The future of work…from the past
The PSA has been concerned about the future of work and its impact on our members for quite some time, as shown by this leaflet from the early 1980s.
The leaflet explores the growing use of computers, explaining them to an audience who were starting to see their jobs changing.
“Add a chip to the machine and you give computer powers to the machine. The range of equipment incorporating chips is very wide indeed.”
In the 1970s, huge job losses had occurred thanks to technology, with the leaflet noting that “in the private sector in New Zealand two insurance firms have reduced their typing staff by 66% and 75% respectively”, and warning “Association members must be particularly concerned because the public sector is … faced with job destruction from new technology.”
The PSA was active at the time in confronting the issues raised by new technology.

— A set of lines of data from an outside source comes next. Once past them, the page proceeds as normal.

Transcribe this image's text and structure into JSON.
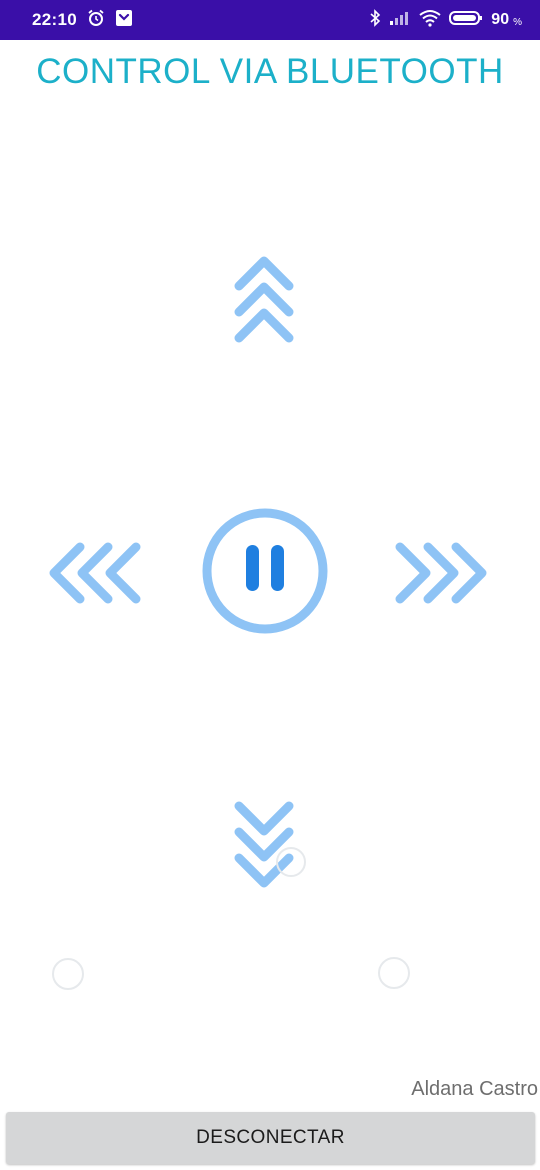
{
  "status_bar": {
    "time": "22:10",
    "battery_level": "90",
    "battery_unit": "%",
    "icons": [
      "alarm-icon",
      "notification-app-icon",
      "bluetooth-icon",
      "signal-icon",
      "wifi-icon",
      "battery-icon"
    ]
  },
  "title": "CONTROL VIA BLUETOOTH",
  "controls": {
    "forward": "double-chevron-up-icon",
    "backward": "double-chevron-down-icon",
    "left": "triple-chevron-left-icon",
    "right": "triple-chevron-right-icon",
    "stop": "pause-circle-icon"
  },
  "author": "Aldana Castro",
  "disconnect_label": "DESCONECTAR",
  "colors": {
    "status_bar": "#3a0fa8",
    "title": "#1cb0c9",
    "control_light": "#8ec3f5",
    "control_dark": "#1f7fe0",
    "button_bg": "#d5d6d7"
  }
}
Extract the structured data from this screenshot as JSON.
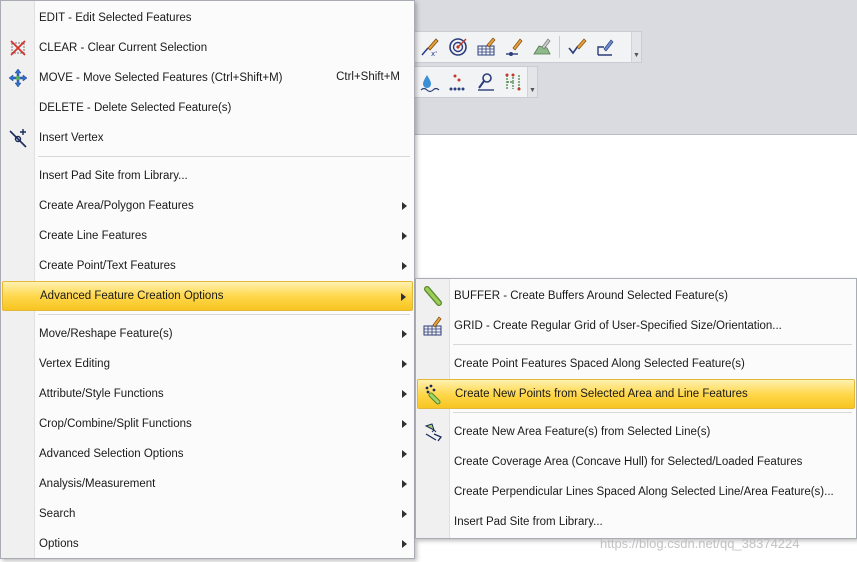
{
  "main_menu": {
    "items": [
      {
        "label": "EDIT - Edit Selected Features",
        "icon": "none",
        "has_submenu": false
      },
      {
        "label": "CLEAR - Clear Current Selection",
        "icon": "clear-selection-icon",
        "has_submenu": false
      },
      {
        "label": "MOVE - Move Selected Features (Ctrl+Shift+M)",
        "shortcut": "Ctrl+Shift+M",
        "icon": "move-icon",
        "has_submenu": false
      },
      {
        "label": "DELETE - Delete Selected Feature(s)",
        "icon": "none",
        "has_submenu": false
      },
      {
        "label": "Insert Vertex",
        "icon": "insert-vertex-icon",
        "has_submenu": false
      },
      {
        "label": "Insert Pad Site from Library...",
        "has_submenu": false
      },
      {
        "label": "Create Area/Polygon Features",
        "has_submenu": true
      },
      {
        "label": "Create Line Features",
        "has_submenu": true
      },
      {
        "label": "Create Point/Text Features",
        "has_submenu": true
      },
      {
        "label": "Advanced Feature Creation Options",
        "has_submenu": true,
        "highlighted": true
      },
      {
        "label": "Move/Reshape Feature(s)",
        "has_submenu": true
      },
      {
        "label": "Vertex Editing",
        "has_submenu": true
      },
      {
        "label": "Attribute/Style Functions",
        "has_submenu": true
      },
      {
        "label": "Crop/Combine/Split Functions",
        "has_submenu": true
      },
      {
        "label": "Advanced Selection Options",
        "has_submenu": true
      },
      {
        "label": "Analysis/Measurement",
        "has_submenu": true
      },
      {
        "label": "Search",
        "has_submenu": true
      },
      {
        "label": "Options",
        "has_submenu": true
      }
    ]
  },
  "sub_menu": {
    "items": [
      {
        "label": "BUFFER - Create Buffers Around Selected Feature(s)",
        "icon": "buffer-icon"
      },
      {
        "label": "GRID - Create Regular Grid of User-Specified Size/Orientation...",
        "icon": "grid-icon"
      },
      {
        "label": "Create Point Features Spaced Along Selected Feature(s)"
      },
      {
        "label": "Create New Points from Selected Area and Line Features",
        "icon": "points-from-features-icon",
        "highlighted": true
      },
      {
        "label": "Create New Area Feature(s) from Selected Line(s)",
        "icon": "area-from-lines-icon"
      },
      {
        "label": "Create Coverage Area (Concave Hull) for Selected/Loaded Features"
      },
      {
        "label": "Create Perpendicular Lines Spaced Along Selected Line/Area Feature(s)..."
      },
      {
        "label": "Insert Pad Site from Library..."
      }
    ]
  },
  "watermark": "https://blog.csdn.net/qq_38374224",
  "colors": {
    "highlight_top": "#fff1b0",
    "highlight_bottom": "#f7c520",
    "highlight_border": "#e3b83a",
    "menu_bg": "#fbfbfb",
    "gutter_bg": "#f0f0f0",
    "app_bg": "#d9dbe0"
  }
}
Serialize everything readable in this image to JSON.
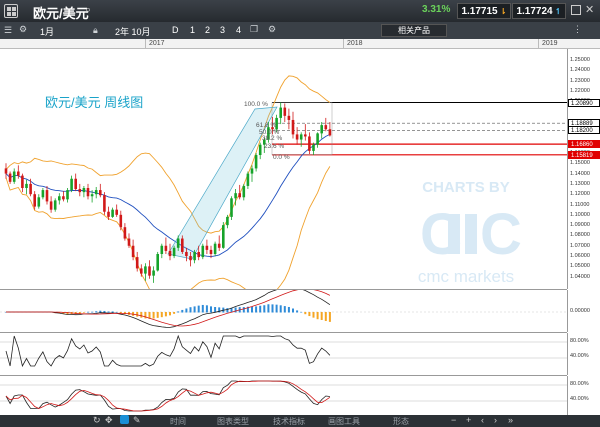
{
  "app": {
    "symbol": "欧元/美元",
    "change": "3.31%",
    "sell_price": "1.17715",
    "buy_price": "1.17724"
  },
  "toolbar": {
    "interval": "1月",
    "range": "2年 10月",
    "period_btns": [
      "D",
      "1",
      "2",
      "3",
      "4"
    ],
    "related_label": "相关产品"
  },
  "chart": {
    "title": "欧元/美元 周线图",
    "watermark_line1": "CHARTS BY",
    "watermark_line2": "cmc markets",
    "x_labels": [
      "2017",
      "2018",
      "2019"
    ],
    "y_ticks": [
      "1.25000",
      "1.24000",
      "1.23000",
      "1.22000",
      "1.21000",
      "1.19000",
      "1.17000",
      "1.16000",
      "1.15000",
      "1.14000",
      "1.13000",
      "1.12000",
      "1.11000",
      "1.10000",
      "1.09000",
      "1.08000",
      "1.07000",
      "1.06000",
      "1.05000",
      "1.04000",
      "1.03000"
    ],
    "price_tags": [
      {
        "value": "1.20890",
        "color": "#000000"
      },
      {
        "value": "1.18889",
        "color": "#000000"
      },
      {
        "value": "1.18200",
        "color": "#000000"
      },
      {
        "value": "1.16860",
        "color": "#e00000"
      },
      {
        "value": "1.15819",
        "color": "#e00000"
      }
    ],
    "fib_labels": [
      "100.0 %",
      "61.8 %",
      "50.0 %",
      "38.2 %",
      "23.6 %",
      "0.0 %"
    ],
    "macd_tick": "0.00000",
    "osc1_ticks": [
      "80.00%",
      "40.00%"
    ],
    "osc2_ticks": [
      "80.00%",
      "40.00%"
    ]
  },
  "bottom": {
    "tabs": [
      "时间",
      "图表类型",
      "技术指标",
      "画图工具",
      "形态"
    ]
  },
  "chart_data": {
    "type": "candlestick",
    "title": "欧元/美元 周线图",
    "ylim": [
      1.03,
      1.255
    ],
    "candles": [
      [
        1.145,
        1.15,
        1.135,
        1.14
      ],
      [
        1.14,
        1.142,
        1.13,
        1.132
      ],
      [
        1.132,
        1.145,
        1.13,
        1.142
      ],
      [
        1.142,
        1.148,
        1.135,
        1.138
      ],
      [
        1.138,
        1.14,
        1.122,
        1.126
      ],
      [
        1.126,
        1.134,
        1.12,
        1.13
      ],
      [
        1.13,
        1.135,
        1.118,
        1.12
      ],
      [
        1.12,
        1.123,
        1.105,
        1.108
      ],
      [
        1.108,
        1.12,
        1.106,
        1.117
      ],
      [
        1.117,
        1.126,
        1.115,
        1.124
      ],
      [
        1.124,
        1.128,
        1.11,
        1.113
      ],
      [
        1.113,
        1.118,
        1.102,
        1.105
      ],
      [
        1.105,
        1.116,
        1.103,
        1.114
      ],
      [
        1.114,
        1.121,
        1.11,
        1.118
      ],
      [
        1.118,
        1.123,
        1.113,
        1.115
      ],
      [
        1.115,
        1.126,
        1.112,
        1.124
      ],
      [
        1.124,
        1.138,
        1.122,
        1.135
      ],
      [
        1.135,
        1.14,
        1.123,
        1.125
      ],
      [
        1.125,
        1.13,
        1.118,
        1.122
      ],
      [
        1.122,
        1.128,
        1.117,
        1.126
      ],
      [
        1.126,
        1.13,
        1.115,
        1.118
      ],
      [
        1.118,
        1.124,
        1.112,
        1.12
      ],
      [
        1.12,
        1.127,
        1.116,
        1.124
      ],
      [
        1.124,
        1.13,
        1.117,
        1.119
      ],
      [
        1.119,
        1.122,
        1.1,
        1.103
      ],
      [
        1.103,
        1.108,
        1.095,
        1.098
      ],
      [
        1.098,
        1.107,
        1.097,
        1.105
      ],
      [
        1.105,
        1.11,
        1.098,
        1.1
      ],
      [
        1.1,
        1.104,
        1.085,
        1.088
      ],
      [
        1.088,
        1.092,
        1.075,
        1.077
      ],
      [
        1.077,
        1.082,
        1.068,
        1.07
      ],
      [
        1.07,
        1.076,
        1.056,
        1.059
      ],
      [
        1.059,
        1.064,
        1.045,
        1.048
      ],
      [
        1.048,
        1.052,
        1.04,
        1.043
      ],
      [
        1.043,
        1.053,
        1.036,
        1.05
      ],
      [
        1.05,
        1.056,
        1.038,
        1.041
      ],
      [
        1.041,
        1.05,
        1.034,
        1.046
      ],
      [
        1.046,
        1.064,
        1.045,
        1.062
      ],
      [
        1.062,
        1.072,
        1.058,
        1.07
      ],
      [
        1.07,
        1.078,
        1.062,
        1.065
      ],
      [
        1.065,
        1.072,
        1.056,
        1.06
      ],
      [
        1.06,
        1.07,
        1.058,
        1.068
      ],
      [
        1.068,
        1.08,
        1.065,
        1.077
      ],
      [
        1.077,
        1.08,
        1.062,
        1.064
      ],
      [
        1.064,
        1.068,
        1.055,
        1.06
      ],
      [
        1.06,
        1.064,
        1.05,
        1.056
      ],
      [
        1.056,
        1.066,
        1.053,
        1.064
      ],
      [
        1.064,
        1.07,
        1.056,
        1.059
      ],
      [
        1.059,
        1.072,
        1.057,
        1.07
      ],
      [
        1.07,
        1.076,
        1.062,
        1.066
      ],
      [
        1.066,
        1.07,
        1.058,
        1.062
      ],
      [
        1.062,
        1.074,
        1.06,
        1.072
      ],
      [
        1.072,
        1.08,
        1.065,
        1.068
      ],
      [
        1.068,
        1.093,
        1.067,
        1.09
      ],
      [
        1.09,
        1.1,
        1.087,
        1.098
      ],
      [
        1.098,
        1.118,
        1.095,
        1.116
      ],
      [
        1.116,
        1.125,
        1.109,
        1.121
      ],
      [
        1.121,
        1.129,
        1.115,
        1.117
      ],
      [
        1.117,
        1.13,
        1.114,
        1.128
      ],
      [
        1.128,
        1.142,
        1.125,
        1.14
      ],
      [
        1.14,
        1.148,
        1.132,
        1.145
      ],
      [
        1.145,
        1.16,
        1.142,
        1.158
      ],
      [
        1.158,
        1.17,
        1.154,
        1.168
      ],
      [
        1.168,
        1.175,
        1.16,
        1.173
      ],
      [
        1.173,
        1.19,
        1.17,
        1.185
      ],
      [
        1.185,
        1.195,
        1.178,
        1.183
      ],
      [
        1.183,
        1.197,
        1.18,
        1.194
      ],
      [
        1.194,
        1.209,
        1.188,
        1.204
      ],
      [
        1.204,
        1.208,
        1.19,
        1.196
      ],
      [
        1.196,
        1.203,
        1.183,
        1.192
      ],
      [
        1.192,
        1.2,
        1.174,
        1.178
      ],
      [
        1.178,
        1.185,
        1.168,
        1.173
      ],
      [
        1.173,
        1.18,
        1.166,
        1.178
      ],
      [
        1.178,
        1.188,
        1.172,
        1.176
      ],
      [
        1.176,
        1.18,
        1.159,
        1.162
      ],
      [
        1.162,
        1.17,
        1.158,
        1.168
      ],
      [
        1.168,
        1.18,
        1.165,
        1.179
      ],
      [
        1.179,
        1.19,
        1.174,
        1.187
      ],
      [
        1.187,
        1.194,
        1.181,
        1.183
      ],
      [
        1.183,
        1.19,
        1.176,
        1.177
      ]
    ]
  }
}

We supported technology to strengthen and improve the public sector, provided that jobs were protected, health and safety was a priority and any productivity benefits were shared with workers.
Alongside other unions, we held a conference in 1980 to examine the impacts of new technologies, and the PSA negotiated an agreement with the State Services Commission and the Broadcasting Corporation about the usage of computer screens.
The nature of work is constantly shifting – how we cope with it though, is up to us.